It has been another stand-out year for experiential marketing—and it had to be. As customers’ schedules become busier, their eyes more focused on their smartphones, and their attention more fragmented, they’re constantly looking for more impressive experiences from brands to make them look up and be engaged. In 2016, marketers have met the challenge, undertaking the kind of top-notch innovation that turns heads and turns a brand interaction into something that a customer won’t soon forget.
Take a look at what some of the best in the business have done to push the boundaries of experiential marketing this year and think about how you can incorporate their no-holds-barred creative mindset into your concepts.
For years, the South by Southwest festival (SXSW) has been more than just a music event—it’s a conglomeration of conferences and events that allow some of the top experiential marketers in the advertising world to showcase their most cutting-edge offerings to a hip, young audience.
And there are few things hipper at the moment than tattoos. So Warner Bros. decided to use this Millennial penchant for body art as a way to promote its superhero—or, more accurately, super-anti-hero—film, Suicide Squad. The studio took over a real tattoo parlor during SXSW and renamed it to correspond with a character in the DC Comics universe, adorning the place with swag from the movie and offering real free tattoos (as well as temporary ones) of original art of Suicide Squad characters. It was gutsy marketing for sure and an experience that those whose bodies are now permanently adorned with that tattoo of the Joker they always wanted will certainly not forget.
DéLonghi’s launch of its PrimaDonna Elite high-end coffee maker went above and beyond a traditional product debut. Rather than having a person demoing the coffee maker’s ability to create barista-quality coffee entirely by automation, the company let the machine do the work all by itself.
The barista-less café was set up as a migrating pop-up shop that made appearances in various places throughout Australia. For three days in each spot, customers and passersby were able to order what they wanted, either by touch screen or by app, and grab their coffee from the kiosk with no barista interaction necessary. The social element was all on the other side, with customers being encouraged to post about their interaction on social media using the #baristalesscafe hashtag (a move that could win them a free PrimaDonna Elite coffee machine for their own home).
This experiential campaign didn’t just demonstrate a product’s function to customers—it gave a glimpse of a potential future where barista-quality coffee is available at the touch of a button.
The more we rely on technology, the more connected we are—but the more distant we are from one another. This is the paradox of modern living that Nivea’s The Second Skin Project promotion recognizes and plays with. It’s a campaign where the viewer—and the participants—think they are getting a demonstration of technology that’s going to wow them but end up getting something even more memorable.

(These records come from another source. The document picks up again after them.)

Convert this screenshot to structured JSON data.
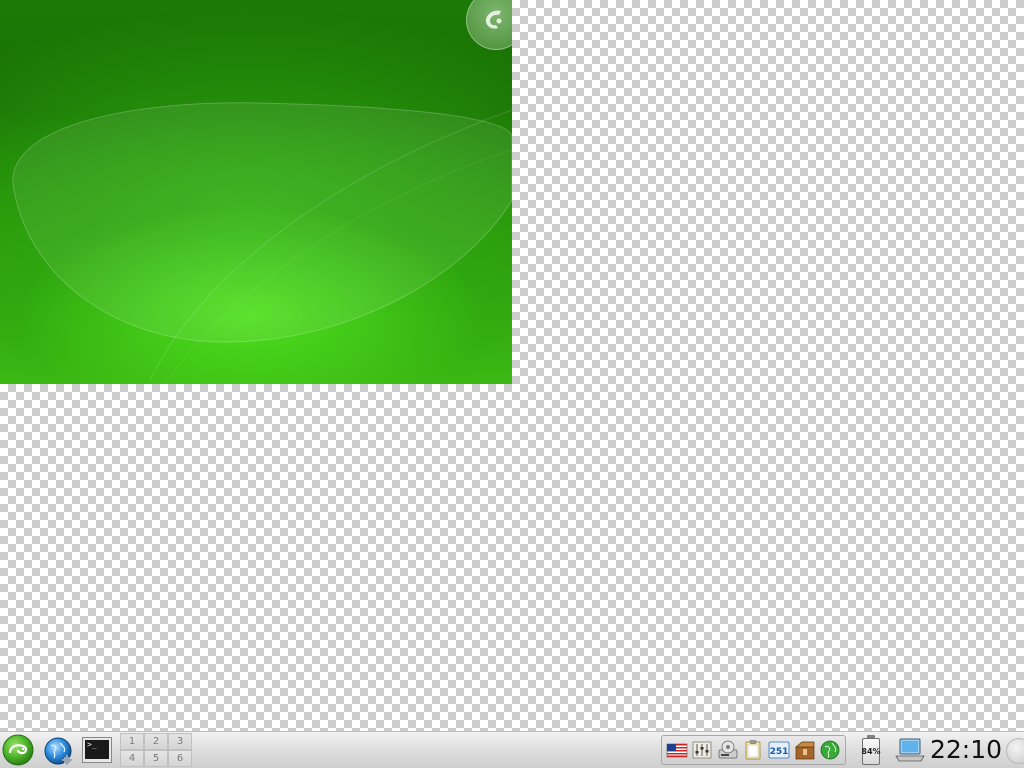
{
  "desktop": {
    "background": "transparent-checkerboard",
    "wallpaper": {
      "accent_color": "#2fae10",
      "cashew_icon": "plasma-cashew-icon"
    }
  },
  "panel": {
    "launchers": [
      {
        "icon": "opensuse-kickoff-icon"
      },
      {
        "icon": "web-browser-globe-icon"
      },
      {
        "icon": "terminal-icon",
        "prompt": ">_"
      }
    ],
    "pager": {
      "desktops": [
        "1",
        "2",
        "3",
        "4",
        "5",
        "6"
      ]
    },
    "system_tray": {
      "items": [
        {
          "icon": "keyboard-layout-us-flag-icon"
        },
        {
          "icon": "audio-mixer-icon"
        },
        {
          "icon": "hardware-device-icon"
        },
        {
          "icon": "clipboard-icon"
        },
        {
          "icon": "software-updates-icon",
          "count": "251"
        },
        {
          "icon": "package-installer-icon"
        },
        {
          "icon": "network-globe-icon"
        }
      ]
    },
    "battery": {
      "percent": "84%"
    },
    "network_icon": "network-laptop-icon",
    "clock": {
      "time": "22:10"
    },
    "toolbox_icon": "panel-toolbox-icon"
  }
}
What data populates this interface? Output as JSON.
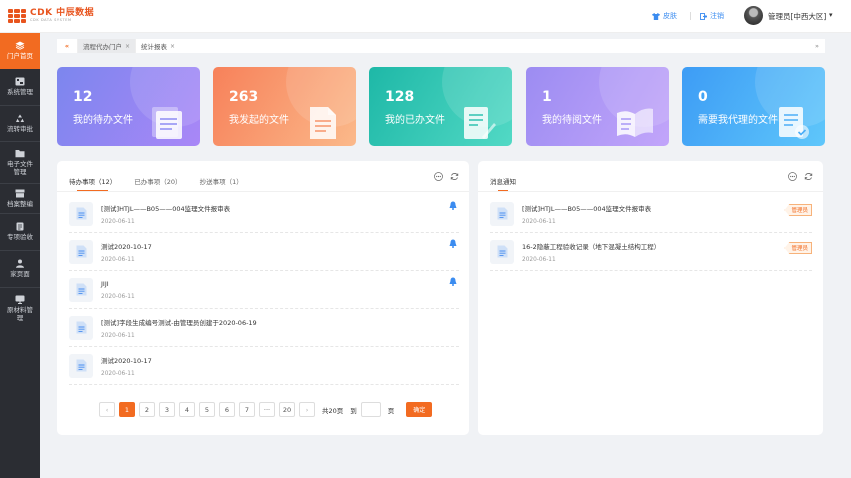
{
  "header": {
    "logo_main": "CDK 中辰数据",
    "logo_sub": "CDK DATA SYSTEM",
    "skin_label": "皮肤",
    "logout_label": "注销",
    "user_label": "管理员[中西大区]",
    "caret": "▾"
  },
  "sidebar": {
    "items": [
      {
        "label": "门户首页",
        "icon": "layers-icon"
      },
      {
        "label": "系统管理",
        "icon": "settings-icon"
      },
      {
        "label": "流转审批",
        "icon": "recycle-icon"
      },
      {
        "label": "电子文件管理",
        "icon": "folder-icon"
      },
      {
        "label": "档案整编",
        "icon": "archive-icon"
      },
      {
        "label": "专项验收",
        "icon": "clipboard-icon"
      },
      {
        "label": "家页面",
        "icon": "user-icon"
      },
      {
        "label": "原材料管理",
        "icon": "material-icon"
      }
    ]
  },
  "tabs": {
    "back": "«",
    "next": "»",
    "items": [
      {
        "label": "流程代办门户",
        "close": "×"
      },
      {
        "label": "统计报表",
        "close": "×"
      }
    ]
  },
  "stats": [
    {
      "num": "12",
      "label": "我的待办文件"
    },
    {
      "num": "263",
      "label": "我发起的文件"
    },
    {
      "num": "128",
      "label": "我的已办文件"
    },
    {
      "num": "1",
      "label": "我的待阅文件"
    },
    {
      "num": "0",
      "label": "需要我代理的文件"
    }
  ],
  "todo": {
    "tabs": [
      "待办事项（12）",
      "已办事项（20）",
      "抄送事项（1）"
    ],
    "rows": [
      {
        "title": "[测试]HTJL——B05——004监理文件报审表",
        "date": "2020-06-11",
        "bell": true
      },
      {
        "title": "测试2020-10-17",
        "date": "2020-06-11",
        "bell": true
      },
      {
        "title": "JIJI",
        "date": "2020-06-11",
        "bell": true
      },
      {
        "title": "[测试]字段生成编号测试-由管理员创建于2020-06-19",
        "date": "2020-06-11",
        "bell": false
      },
      {
        "title": "测试2020-10-17",
        "date": "2020-06-11",
        "bell": false
      }
    ],
    "pager": {
      "prev": "‹",
      "pages": [
        "1",
        "2",
        "3",
        "4",
        "5",
        "6",
        "7",
        "···",
        "20"
      ],
      "next": "›",
      "total": "共20页",
      "goto": "到",
      "unit": "页",
      "confirm": "确定"
    }
  },
  "messages": {
    "title": "消息通知",
    "rows": [
      {
        "title": "[测试]HTJL——B05——004监理文件报审表",
        "date": "2020-06-11",
        "badge": "管理员"
      },
      {
        "title": "16-2隐蔽工程验收记录（地下混凝土结构工程）",
        "date": "2020-06-11",
        "badge": "管理员"
      }
    ]
  },
  "colors": {
    "accent": "#f26b21",
    "link": "#3b8cf0",
    "sidebar": "#2b2d33"
  }
}
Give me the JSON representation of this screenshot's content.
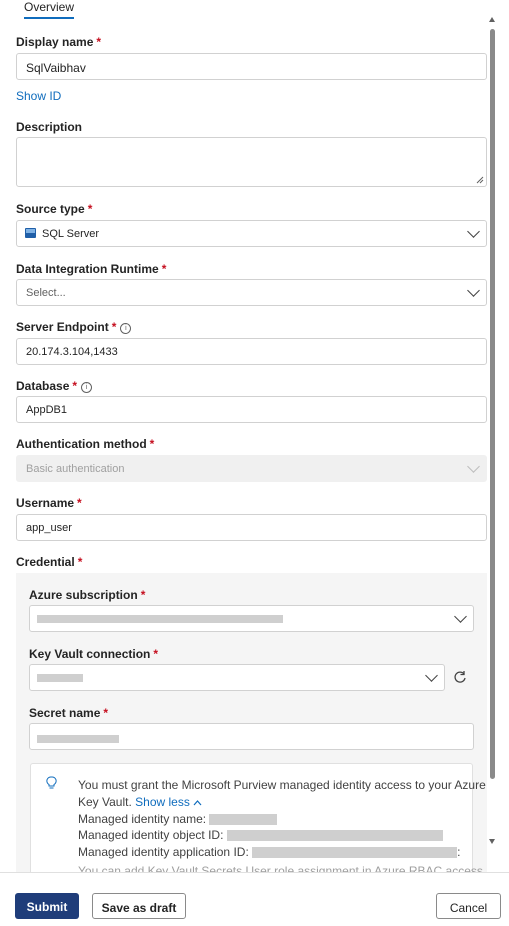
{
  "tabs": {
    "overview": "Overview"
  },
  "fields": {
    "display_name": {
      "label": "Display name",
      "value": "SqlVaibhav"
    },
    "show_id": "Show ID",
    "description": {
      "label": "Description",
      "value": ""
    },
    "source_type": {
      "label": "Source type",
      "value": "SQL Server",
      "icon": "sql-server-icon"
    },
    "runtime": {
      "label": "Data Integration Runtime",
      "placeholder": "Select..."
    },
    "server_endpoint": {
      "label": "Server Endpoint",
      "value": "20.174.3.104,1433"
    },
    "database": {
      "label": "Database",
      "value": "AppDB1"
    },
    "auth_method": {
      "label": "Authentication method",
      "value": "Basic authentication"
    },
    "username": {
      "label": "Username",
      "value": "app_user"
    },
    "credential": {
      "label": "Credential"
    },
    "azure_subscription": {
      "label": "Azure subscription"
    },
    "key_vault": {
      "label": "Key Vault connection"
    },
    "secret_name": {
      "label": "Secret name"
    }
  },
  "notice": {
    "line1": "You must grant the Microsoft Purview managed identity access to your Azure",
    "line2": "Key Vault.",
    "show_less": "Show less",
    "mi_name": "Managed identity name:",
    "mi_object_id": "Managed identity object ID:",
    "mi_app_id": "Managed identity application ID:",
    "trailing": "You can add Key Vault Secrets User role assignment in Azure RBAC access",
    "colon": ":"
  },
  "footer": {
    "submit": "Submit",
    "save_draft": "Save as draft",
    "cancel": "Cancel"
  },
  "colors": {
    "primary": "#0f6cbd",
    "submit_bg": "#1f3d7a",
    "required": "#c50f1f"
  }
}
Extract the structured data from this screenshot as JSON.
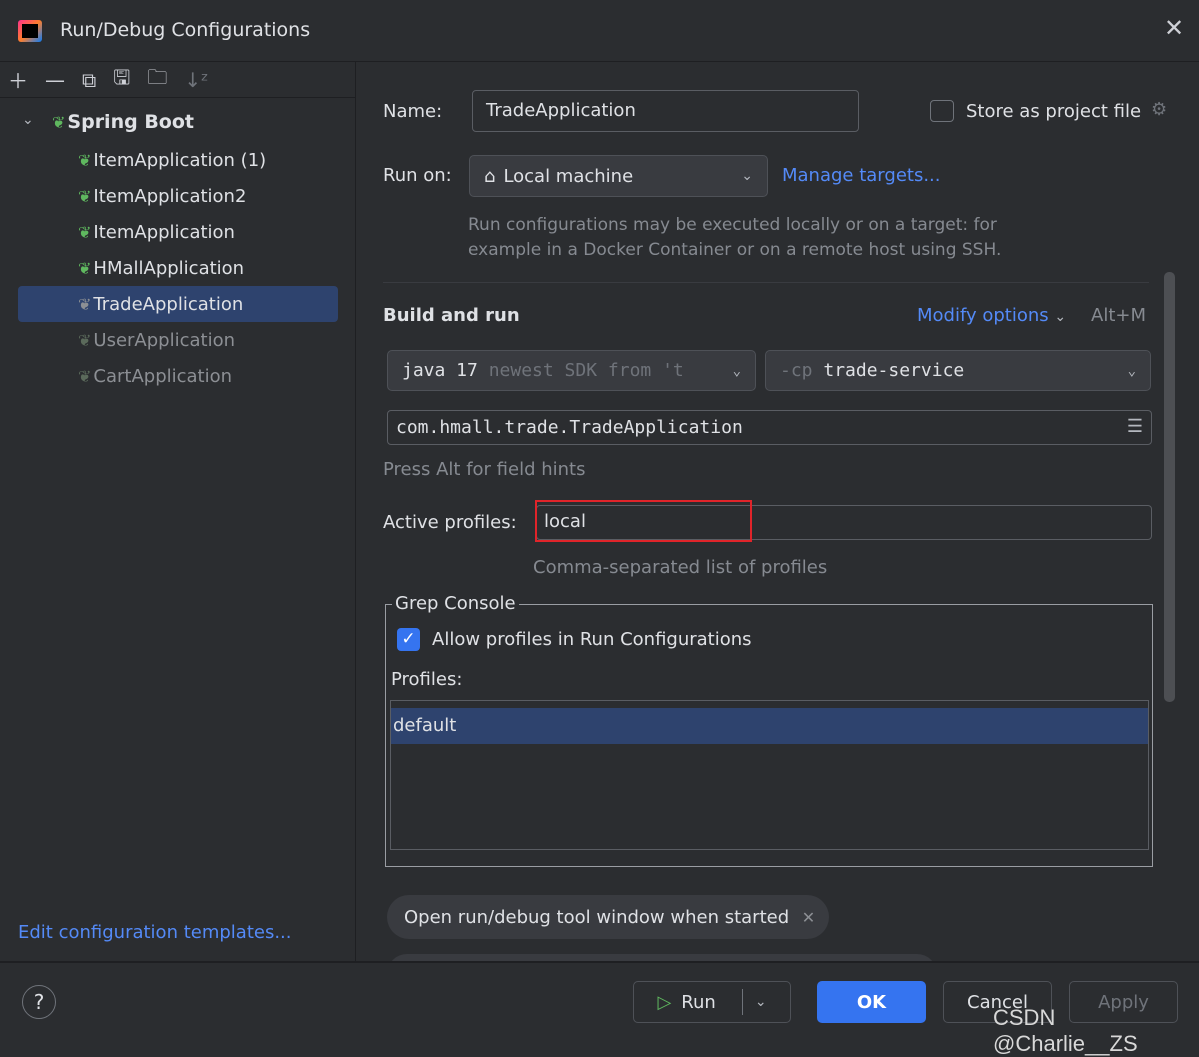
{
  "window": {
    "title": "Run/Debug Configurations",
    "close_icon": "close-icon"
  },
  "toolbar": {
    "icons": [
      "add-icon",
      "remove-icon",
      "copy-icon",
      "save-icon",
      "new-folder-icon",
      "sort-icon"
    ]
  },
  "tree": {
    "group": "Spring Boot",
    "items": [
      {
        "label": "ItemApplication (1)",
        "state": "normal"
      },
      {
        "label": "ItemApplication2",
        "state": "normal"
      },
      {
        "label": "ItemApplication",
        "state": "normal"
      },
      {
        "label": "HMallApplication",
        "state": "normal"
      },
      {
        "label": "TradeApplication",
        "state": "selected"
      },
      {
        "label": "UserApplication",
        "state": "dim"
      },
      {
        "label": "CartApplication",
        "state": "dim"
      }
    ]
  },
  "sidebar": {
    "edit_templates": "Edit configuration templates..."
  },
  "form": {
    "name_label": "Name:",
    "name_value": "TradeApplication",
    "store_label": "Store as project file",
    "store_checked": false,
    "run_on_label": "Run on:",
    "run_on_value": "Local machine",
    "manage_targets": "Manage targets...",
    "run_on_hint_1": "Run configurations may be executed locally or on a target: for",
    "run_on_hint_2": "example in a Docker Container or on a remote host using SSH.",
    "build_run": "Build and run",
    "modify_options": "Modify options",
    "modify_shortcut": "Alt+M",
    "jdk_main": "java 17",
    "jdk_hint": "newest SDK from 't",
    "cp_prefix": "-cp",
    "cp_value": "trade-service",
    "main_class": "com.hmall.trade.TradeApplication",
    "field_hints": "Press Alt for field hints",
    "profiles_label": "Active profiles:",
    "profiles_value": "local",
    "profiles_hint": "Comma-separated list of profiles",
    "grep_title": "Grep Console",
    "grep_allow": "Allow profiles in Run Configurations",
    "grep_allow_checked": true,
    "grep_profiles_label": "Profiles:",
    "grep_profiles": [
      "default"
    ],
    "chip": "Open run/debug tool window when started"
  },
  "footer": {
    "help": "?",
    "run": "Run",
    "ok": "OK",
    "cancel": "Cancel",
    "apply": "Apply"
  },
  "watermark": "CSDN @Charlie__ZS",
  "colors": {
    "accent": "#3574f0",
    "link": "#548af7",
    "selection": "#2e436e",
    "highlight_box": "#e0242a"
  }
}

Image: Digital Buzz Blog
The video of the campaign shows a mother and son, separated during Christmas time, who are given the opportunity not just to see each other but touch each other through a virtual reality (VR) innovation that communicates the actual sensation of human touch across a network. The two are shown wearing their VR goggles—and the technology appears to work. But after the nanotechnological demo comes the kicker. The mother–son duo doesn’t need to rely on a high-tech virtual hug. The mother takes off her VR goggles to see her son standing, in real life, right in front of her.
Exploring the concept of touch is on brand for Nivea and its line of skincare products. And the new step in VR that the spot presents is obviously innovative. But the real innovation here is finding a way to speak both to what’s technologically impressive and what’s fundamentally human about the virtual worlds in which we interact today.